Speaking of kitten heels, I do have other, dressier summer shoes. For the theater, a wedding, or a luncheon with my mother at “The Club,” I have a pair of kitten heeled slides, a pair of neutral pumps, and a pair of sky-high wedge slides in a neutral tone for that leg-lengthening effect. They are pretty, and I know where the line is between flip-flop occasions (brunch by somebody’s pool) and Real Shoe occasions (cocktail parties). When I cater, I still wear my Danskos because there is nothing quite like dropping an 8-inch Chef’s knife on your bare foot to put paid to a day of slicing and dicing. I also wear my Chuck Taylor’s and my Tom’s when I feel like it, most often on occasions where I am likely to be walking through dirt or mud. I had only to sink into the muddy field in flip-flops during one soccer game to figure that out.

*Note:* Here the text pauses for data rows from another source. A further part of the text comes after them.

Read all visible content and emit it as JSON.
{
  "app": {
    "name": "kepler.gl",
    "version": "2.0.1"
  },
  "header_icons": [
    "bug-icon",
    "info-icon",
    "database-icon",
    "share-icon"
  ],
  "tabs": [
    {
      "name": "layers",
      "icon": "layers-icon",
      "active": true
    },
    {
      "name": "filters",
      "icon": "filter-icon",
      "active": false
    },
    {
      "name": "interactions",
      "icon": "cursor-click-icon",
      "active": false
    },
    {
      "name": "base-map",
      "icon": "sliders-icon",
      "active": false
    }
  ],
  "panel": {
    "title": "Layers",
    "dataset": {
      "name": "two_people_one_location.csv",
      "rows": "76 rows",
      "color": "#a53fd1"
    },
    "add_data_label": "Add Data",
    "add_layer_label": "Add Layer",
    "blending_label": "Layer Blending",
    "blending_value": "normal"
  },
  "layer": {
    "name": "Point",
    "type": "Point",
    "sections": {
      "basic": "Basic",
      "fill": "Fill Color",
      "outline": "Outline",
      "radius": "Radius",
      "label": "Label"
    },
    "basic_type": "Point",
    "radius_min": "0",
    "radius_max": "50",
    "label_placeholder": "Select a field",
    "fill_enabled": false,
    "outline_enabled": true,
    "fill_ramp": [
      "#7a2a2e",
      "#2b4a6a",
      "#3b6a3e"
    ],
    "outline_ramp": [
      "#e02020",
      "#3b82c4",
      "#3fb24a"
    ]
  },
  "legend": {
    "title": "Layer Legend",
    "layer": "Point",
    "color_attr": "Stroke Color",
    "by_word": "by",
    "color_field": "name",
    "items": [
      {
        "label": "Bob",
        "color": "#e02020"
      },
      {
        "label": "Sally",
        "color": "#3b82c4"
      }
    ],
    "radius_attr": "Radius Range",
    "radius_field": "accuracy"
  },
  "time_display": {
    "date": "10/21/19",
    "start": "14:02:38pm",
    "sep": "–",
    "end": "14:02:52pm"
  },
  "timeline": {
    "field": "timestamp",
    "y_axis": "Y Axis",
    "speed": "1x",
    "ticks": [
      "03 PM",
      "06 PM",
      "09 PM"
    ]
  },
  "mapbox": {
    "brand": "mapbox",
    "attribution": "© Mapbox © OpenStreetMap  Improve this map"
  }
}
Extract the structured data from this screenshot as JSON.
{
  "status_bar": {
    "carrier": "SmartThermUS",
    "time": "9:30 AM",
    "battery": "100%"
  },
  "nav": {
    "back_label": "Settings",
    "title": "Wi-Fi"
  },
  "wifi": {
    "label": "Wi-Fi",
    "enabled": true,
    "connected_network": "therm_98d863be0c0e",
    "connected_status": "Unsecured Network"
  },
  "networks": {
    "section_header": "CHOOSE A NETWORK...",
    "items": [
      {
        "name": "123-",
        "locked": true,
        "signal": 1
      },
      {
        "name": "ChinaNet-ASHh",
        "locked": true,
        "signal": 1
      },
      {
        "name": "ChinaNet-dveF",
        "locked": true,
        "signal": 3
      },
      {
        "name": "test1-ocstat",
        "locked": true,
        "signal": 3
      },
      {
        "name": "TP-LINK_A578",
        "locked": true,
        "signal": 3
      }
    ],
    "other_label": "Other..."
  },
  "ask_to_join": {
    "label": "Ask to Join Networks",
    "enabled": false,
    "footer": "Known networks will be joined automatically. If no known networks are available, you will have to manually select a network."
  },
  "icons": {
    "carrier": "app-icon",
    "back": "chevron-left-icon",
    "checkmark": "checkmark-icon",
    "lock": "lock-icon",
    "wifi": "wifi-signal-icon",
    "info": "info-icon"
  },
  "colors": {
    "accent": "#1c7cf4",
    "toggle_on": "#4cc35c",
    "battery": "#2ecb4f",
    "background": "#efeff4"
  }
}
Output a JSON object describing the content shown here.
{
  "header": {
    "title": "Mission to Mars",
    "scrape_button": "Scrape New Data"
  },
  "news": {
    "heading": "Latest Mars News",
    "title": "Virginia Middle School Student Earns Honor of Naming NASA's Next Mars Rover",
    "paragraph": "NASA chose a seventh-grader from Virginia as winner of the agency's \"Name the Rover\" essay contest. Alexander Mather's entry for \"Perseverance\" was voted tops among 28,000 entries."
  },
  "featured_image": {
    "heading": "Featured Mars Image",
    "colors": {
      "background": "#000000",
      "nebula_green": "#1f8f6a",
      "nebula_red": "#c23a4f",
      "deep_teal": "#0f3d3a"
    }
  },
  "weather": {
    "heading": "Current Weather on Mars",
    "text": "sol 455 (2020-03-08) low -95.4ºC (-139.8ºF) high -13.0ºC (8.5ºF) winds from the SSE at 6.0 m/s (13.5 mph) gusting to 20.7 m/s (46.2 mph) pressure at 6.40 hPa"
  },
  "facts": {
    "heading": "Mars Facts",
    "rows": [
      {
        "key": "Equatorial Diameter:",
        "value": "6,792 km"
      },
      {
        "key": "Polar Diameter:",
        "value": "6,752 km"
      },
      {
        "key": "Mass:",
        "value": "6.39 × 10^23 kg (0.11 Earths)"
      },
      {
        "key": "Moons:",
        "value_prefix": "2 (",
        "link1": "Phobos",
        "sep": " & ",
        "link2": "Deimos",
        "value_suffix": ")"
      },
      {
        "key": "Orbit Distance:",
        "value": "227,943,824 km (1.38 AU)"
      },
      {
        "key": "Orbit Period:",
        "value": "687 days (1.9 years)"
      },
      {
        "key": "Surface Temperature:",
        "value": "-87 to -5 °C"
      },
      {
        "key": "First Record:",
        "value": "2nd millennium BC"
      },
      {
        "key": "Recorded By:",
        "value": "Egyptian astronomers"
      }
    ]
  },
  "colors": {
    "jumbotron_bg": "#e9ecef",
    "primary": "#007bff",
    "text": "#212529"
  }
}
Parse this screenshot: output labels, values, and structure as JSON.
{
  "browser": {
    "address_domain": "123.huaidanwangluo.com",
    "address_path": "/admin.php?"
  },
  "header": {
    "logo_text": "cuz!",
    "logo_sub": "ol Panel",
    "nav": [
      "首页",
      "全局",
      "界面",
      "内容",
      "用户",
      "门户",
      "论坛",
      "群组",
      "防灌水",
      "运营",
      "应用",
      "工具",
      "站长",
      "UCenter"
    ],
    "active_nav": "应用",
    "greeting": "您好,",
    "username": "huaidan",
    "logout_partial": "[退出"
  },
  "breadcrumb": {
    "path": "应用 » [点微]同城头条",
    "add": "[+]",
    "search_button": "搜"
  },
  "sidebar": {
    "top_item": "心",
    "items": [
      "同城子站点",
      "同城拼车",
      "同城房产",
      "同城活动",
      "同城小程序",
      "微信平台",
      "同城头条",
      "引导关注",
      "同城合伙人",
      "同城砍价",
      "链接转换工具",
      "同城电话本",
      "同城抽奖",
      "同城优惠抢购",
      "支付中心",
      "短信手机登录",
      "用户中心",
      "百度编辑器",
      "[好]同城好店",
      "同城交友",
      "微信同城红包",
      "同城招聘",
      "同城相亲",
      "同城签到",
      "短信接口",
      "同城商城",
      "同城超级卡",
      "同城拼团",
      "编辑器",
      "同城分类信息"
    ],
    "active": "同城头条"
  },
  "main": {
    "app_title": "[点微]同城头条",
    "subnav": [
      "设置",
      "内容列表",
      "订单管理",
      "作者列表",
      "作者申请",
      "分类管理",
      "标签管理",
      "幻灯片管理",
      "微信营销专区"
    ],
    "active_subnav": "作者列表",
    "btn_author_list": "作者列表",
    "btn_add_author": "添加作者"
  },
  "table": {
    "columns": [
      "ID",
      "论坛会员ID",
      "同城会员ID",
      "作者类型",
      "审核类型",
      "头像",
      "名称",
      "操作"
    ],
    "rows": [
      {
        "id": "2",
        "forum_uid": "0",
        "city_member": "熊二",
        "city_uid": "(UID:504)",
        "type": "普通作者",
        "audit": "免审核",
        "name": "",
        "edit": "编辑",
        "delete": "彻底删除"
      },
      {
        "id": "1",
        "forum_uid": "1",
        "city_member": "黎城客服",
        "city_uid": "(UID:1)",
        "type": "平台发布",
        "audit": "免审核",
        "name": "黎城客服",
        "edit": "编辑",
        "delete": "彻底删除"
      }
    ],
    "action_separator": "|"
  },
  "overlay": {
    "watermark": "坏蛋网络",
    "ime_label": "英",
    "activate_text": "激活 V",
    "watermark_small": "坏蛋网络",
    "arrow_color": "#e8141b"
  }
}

I have also tried Crocs, which are very comfortable, but which I find so distractingly hideous that I couldn’t stick it out. They remind me of clown shoes, and I am pathologically terrified of clowns. They cannot, unless one is a 16-year-old model, be worn with a skirt. They make a funny squishing sound when you walk. ¬†Birkenstocks have also been rejected, although I really loved the pair I owned, and found them extraordinarily comfortable. I do not like them with shirts, however, and they project a kind of earnestness which, frankly, I project merely by showing up. I do not need to enhance the impression that I am a Lefty Tofu-Eating Whale Saver with a copy of “Mother Jones” in my hemp carryall. Quite honestly, I would rather have people think things like “she looks kind of serious, but hey, she has cute flip-flops and fanciful, multicolored toenails!” Because I know that’s what they’re thinking.

I am chomping at the bit for the opening of Flip Flop Season. I have gotten them all out already (and there are lots of them) inspected them for wear, and made plans to replace any that blew out last season, like the pair I was wearing when I fell halfway down the basement stairs. I guess that would count as another flip flop-related injury. At any rate, as part of the Checking of the Flops ritual, I have painted my toenails in colors inspired by the picture in this post. Here’s to a season of fresh air on my toes, that lovely sound of shoe slapping against foot, and relatively few injuries!